*** STORED DATA Section Begins ***

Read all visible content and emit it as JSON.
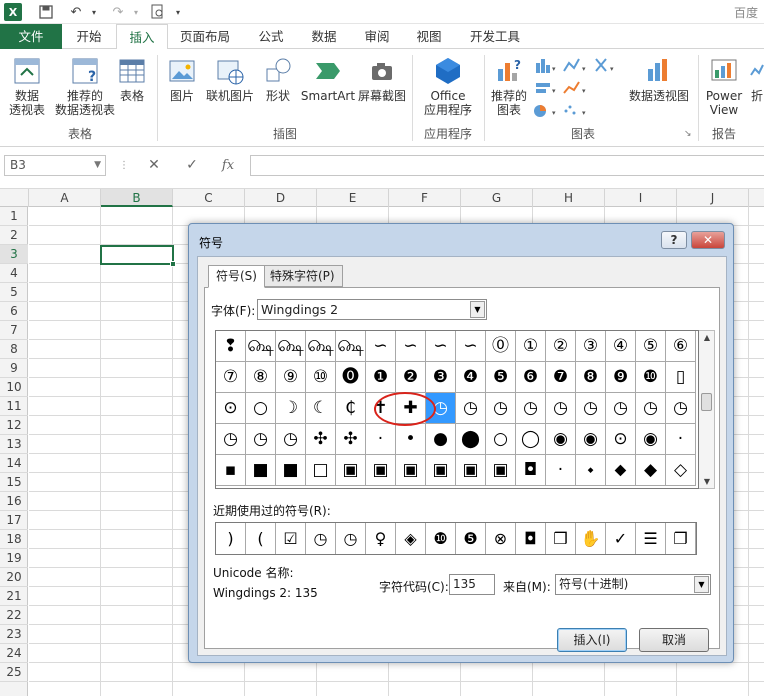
{
  "titlebar": {
    "right_text": "百度",
    "undo_icon": "undo-icon",
    "redo_icon": "redo-icon"
  },
  "ribbon": {
    "tabs": [
      "文件",
      "开始",
      "插入",
      "页面布局",
      "公式",
      "数据",
      "审阅",
      "视图",
      "开发工具"
    ],
    "active_tab": "插入",
    "buttons": [
      {
        "label": "数据\n透视表"
      },
      {
        "label": "推荐的\n数据透视表"
      },
      {
        "label": "表格"
      },
      {
        "label": "图片"
      },
      {
        "label": "联机图片"
      },
      {
        "label": "形状"
      },
      {
        "label": "SmartArt"
      },
      {
        "label": "屏幕截图"
      },
      {
        "label": "Office\n应用程序"
      },
      {
        "label": "推荐的\n图表"
      },
      {
        "label": "数据透视图"
      },
      {
        "label": "Power\nView"
      },
      {
        "label": "折"
      }
    ],
    "groups": [
      "表格",
      "插图",
      "应用程序",
      "图表",
      "报告"
    ]
  },
  "formula_bar": {
    "name_box": "B3",
    "cancel": "✕",
    "enter": "✓",
    "fx": "fx",
    "value": ""
  },
  "grid": {
    "columns": [
      "A",
      "B",
      "C",
      "D",
      "E",
      "F",
      "G",
      "H",
      "I",
      "J"
    ],
    "rows": [
      "1",
      "2",
      "3",
      "4",
      "5",
      "6",
      "7",
      "8",
      "9",
      "10",
      "11",
      "12",
      "13",
      "14",
      "15",
      "16",
      "17",
      "18",
      "19",
      "20",
      "21",
      "22",
      "23",
      "24",
      "25"
    ],
    "selected_cell": "B3"
  },
  "dialog": {
    "title": "符号",
    "help": "?",
    "close": "✕",
    "tab_symbols": "符号(S)",
    "tab_special": "特殊字符(P)",
    "font_label": "字体(F):",
    "font_value": "Wingdings 2",
    "symbols": [
      [
        "❢",
        "௸",
        "௸",
        "௸",
        "௸",
        "∽",
        "∽",
        "∽",
        "∽",
        "⓪",
        "①",
        "②",
        "③",
        "④",
        "⑤",
        "⑥"
      ],
      [
        "⑦",
        "⑧",
        "⑨",
        "⑩",
        "⓿",
        "❶",
        "❷",
        "❸",
        "❹",
        "❺",
        "❻",
        "❼",
        "❽",
        "❾",
        "❿",
        "▯"
      ],
      [
        "⊙",
        "○",
        "☽",
        "☾",
        "₵",
        "✝",
        "✚",
        "◷",
        "◷",
        "◷",
        "◷",
        "◷",
        "◷",
        "◷",
        "◷",
        "◷"
      ],
      [
        "◷",
        "◷",
        "◷",
        "✣",
        "✣",
        "·",
        "•",
        "●",
        "⬤",
        "○",
        "◯",
        "◉",
        "◉",
        "⊙",
        "◉",
        "·"
      ],
      [
        "▪",
        "■",
        "■",
        "□",
        "▣",
        "▣",
        "▣",
        "▣",
        "▣",
        "▣",
        "◘",
        "·",
        "⬩",
        "⬥",
        "◆",
        "◇"
      ]
    ],
    "selected_symbol": "◷",
    "recent_label": "近期使用过的符号(R):",
    "recent": [
      ")",
      "(",
      "☑",
      "◷",
      "◷",
      "♀",
      "◈",
      "❿",
      "❺",
      "⊗",
      "◘",
      "❒",
      "✋",
      "✓",
      "☰",
      "❐"
    ],
    "unicode_label": "Unicode 名称:",
    "unicode_value": "Wingdings 2: 135",
    "code_label": "字符代码(C):",
    "code_value": "135",
    "from_label": "来自(M):",
    "from_value": "符号(十进制)",
    "insert_button": "插入(I)",
    "cancel_button": "取消"
  }
}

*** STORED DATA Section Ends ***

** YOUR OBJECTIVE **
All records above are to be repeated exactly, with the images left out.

** EXPECTED ANSWER **
Read all visible content and emit it as JSON.
{
  "titlebar": {
    "right_text": "百度",
    "undo_icon": "undo-icon",
    "redo_icon": "redo-icon"
  },
  "ribbon": {
    "tabs": [
      "文件",
      "开始",
      "插入",
      "页面布局",
      "公式",
      "数据",
      "审阅",
      "视图",
      "开发工具"
    ],
    "active_tab": "插入",
    "buttons": [
      {
        "label": "数据\n透视表"
      },
      {
        "label": "推荐的\n数据透视表"
      },
      {
        "label": "表格"
      },
      {
        "label": "图片"
      },
      {
        "label": "联机图片"
      },
      {
        "label": "形状"
      },
      {
        "label": "SmartArt"
      },
      {
        "label": "屏幕截图"
      },
      {
        "label": "Office\n应用程序"
      },
      {
        "label": "推荐的\n图表"
      },
      {
        "label": "数据透视图"
      },
      {
        "label": "Power\nView"
      },
      {
        "label": "折"
      }
    ],
    "groups": [
      "表格",
      "插图",
      "应用程序",
      "图表",
      "报告"
    ]
  },
  "formula_bar": {
    "name_box": "B3",
    "cancel": "✕",
    "enter": "✓",
    "fx": "fx",
    "value": ""
  },
  "grid": {
    "columns": [
      "A",
      "B",
      "C",
      "D",
      "E",
      "F",
      "G",
      "H",
      "I",
      "J"
    ],
    "rows": [
      "1",
      "2",
      "3",
      "4",
      "5",
      "6",
      "7",
      "8",
      "9",
      "10",
      "11",
      "12",
      "13",
      "14",
      "15",
      "16",
      "17",
      "18",
      "19",
      "20",
      "21",
      "22",
      "23",
      "24",
      "25"
    ],
    "selected_cell": "B3"
  },
  "dialog": {
    "title": "符号",
    "help": "?",
    "close": "✕",
    "tab_symbols": "符号(S)",
    "tab_special": "特殊字符(P)",
    "font_label": "字体(F):",
    "font_value": "Wingdings 2",
    "symbols": [
      [
        "❢",
        "௸",
        "௸",
        "௸",
        "௸",
        "∽",
        "∽",
        "∽",
        "∽",
        "⓪",
        "①",
        "②",
        "③",
        "④",
        "⑤",
        "⑥"
      ],
      [
        "⑦",
        "⑧",
        "⑨",
        "⑩",
        "⓿",
        "❶",
        "❷",
        "❸",
        "❹",
        "❺",
        "❻",
        "❼",
        "❽",
        "❾",
        "❿",
        "▯"
      ],
      [
        "⊙",
        "○",
        "☽",
        "☾",
        "₵",
        "✝",
        "✚",
        "◷",
        "◷",
        "◷",
        "◷",
        "◷",
        "◷",
        "◷",
        "◷",
        "◷"
      ],
      [
        "◷",
        "◷",
        "◷",
        "✣",
        "✣",
        "·",
        "•",
        "●",
        "⬤",
        "○",
        "◯",
        "◉",
        "◉",
        "⊙",
        "◉",
        "·"
      ],
      [
        "▪",
        "■",
        "■",
        "□",
        "▣",
        "▣",
        "▣",
        "▣",
        "▣",
        "▣",
        "◘",
        "·",
        "⬩",
        "⬥",
        "◆",
        "◇"
      ]
    ],
    "selected_symbol": "◷",
    "recent_label": "近期使用过的符号(R):",
    "recent": [
      ")",
      "(",
      "☑",
      "◷",
      "◷",
      "♀",
      "◈",
      "❿",
      "❺",
      "⊗",
      "◘",
      "❒",
      "✋",
      "✓",
      "☰",
      "❐"
    ],
    "unicode_label": "Unicode 名称:",
    "unicode_value": "Wingdings 2: 135",
    "code_label": "字符代码(C):",
    "code_value": "135",
    "from_label": "来自(M):",
    "from_value": "符号(十进制)",
    "insert_button": "插入(I)",
    "cancel_button": "取消"
  }
}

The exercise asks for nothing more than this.